Supplied material:
* * * *

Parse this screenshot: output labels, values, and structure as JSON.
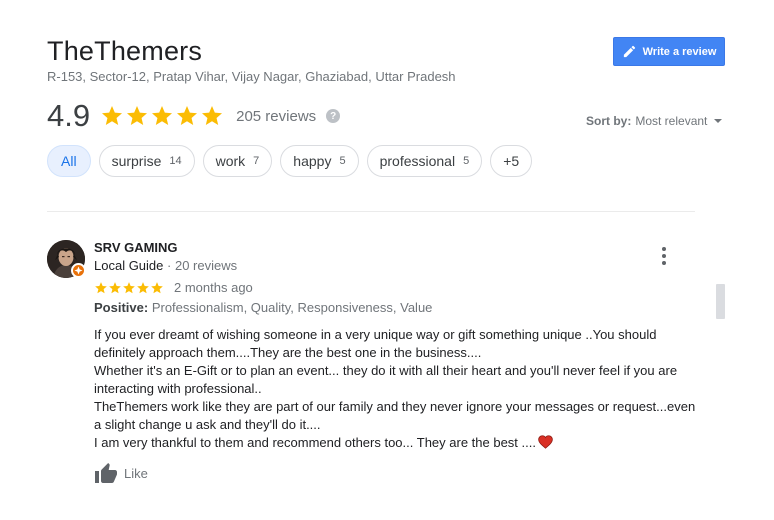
{
  "business": {
    "name": "TheThemers",
    "address": "R-153, Sector-12, Pratap Vihar, Vijay Nagar, Ghaziabad, Uttar Pradesh"
  },
  "write_review": {
    "label": "Write a review",
    "icon": "pencil-icon"
  },
  "summary": {
    "rating": "4.9",
    "stars": 5,
    "reviews": "205 reviews",
    "star_color": "#fbbc04"
  },
  "sort": {
    "label": "Sort by:",
    "value": "Most relevant"
  },
  "filters": [
    {
      "label": "All",
      "count": ""
    },
    {
      "label": "surprise",
      "count": "14"
    },
    {
      "label": "work",
      "count": "7"
    },
    {
      "label": "happy",
      "count": "5"
    },
    {
      "label": "professional",
      "count": "5"
    },
    {
      "label": "+5",
      "count": ""
    }
  ],
  "review": {
    "author": "SRV GAMING",
    "guide": "Local Guide",
    "author_reviews": "20 reviews",
    "stars": 5,
    "date": "2 months ago",
    "positive_label": "Positive:",
    "positive_values": "Professionalism, Quality, Responsiveness, Value",
    "text": [
      "If you ever dreamt of wishing someone in a very unique way or gift something unique ..You should definitely approach them....They are the best one in the business....",
      "Whether it's an E-Gift or to plan an event... they do it with all their heart and you'll never feel if you are interacting with professional..",
      "TheThemers work like they are part of our family and they never ignore your messages or request...even a slight change u ask and they'll do it....",
      "I am very thankful to them and recommend others too... They are the best ...."
    ],
    "like_label": "Like"
  },
  "colors": {
    "accent": "#4285f4",
    "chip_active_bg": "#e8f0fe",
    "chip_active_text": "#1a73e8",
    "guide_badge": "#e8710a",
    "heart": "#d93025"
  }
}
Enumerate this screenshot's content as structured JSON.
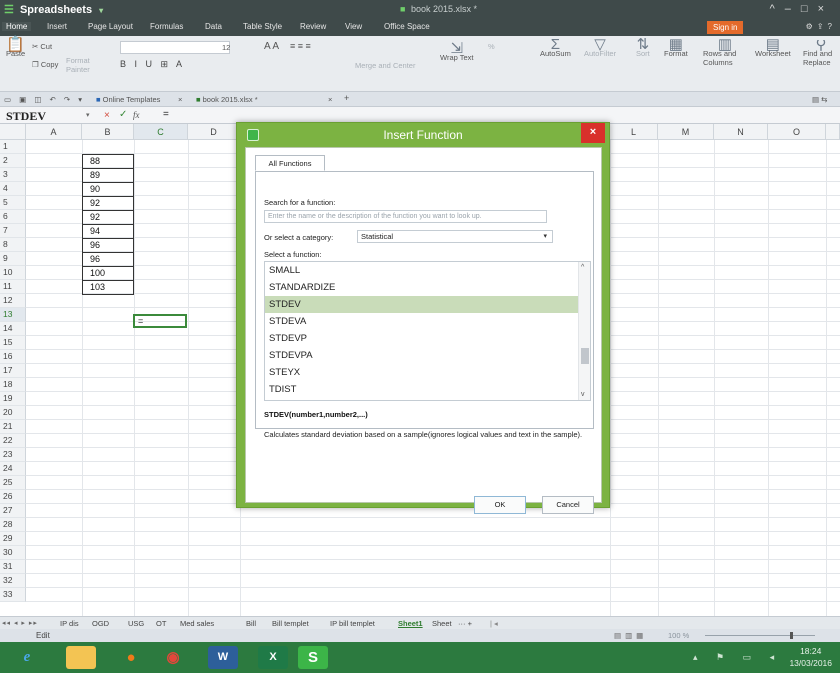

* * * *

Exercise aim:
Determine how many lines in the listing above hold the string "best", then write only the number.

Answer to the exercise:
2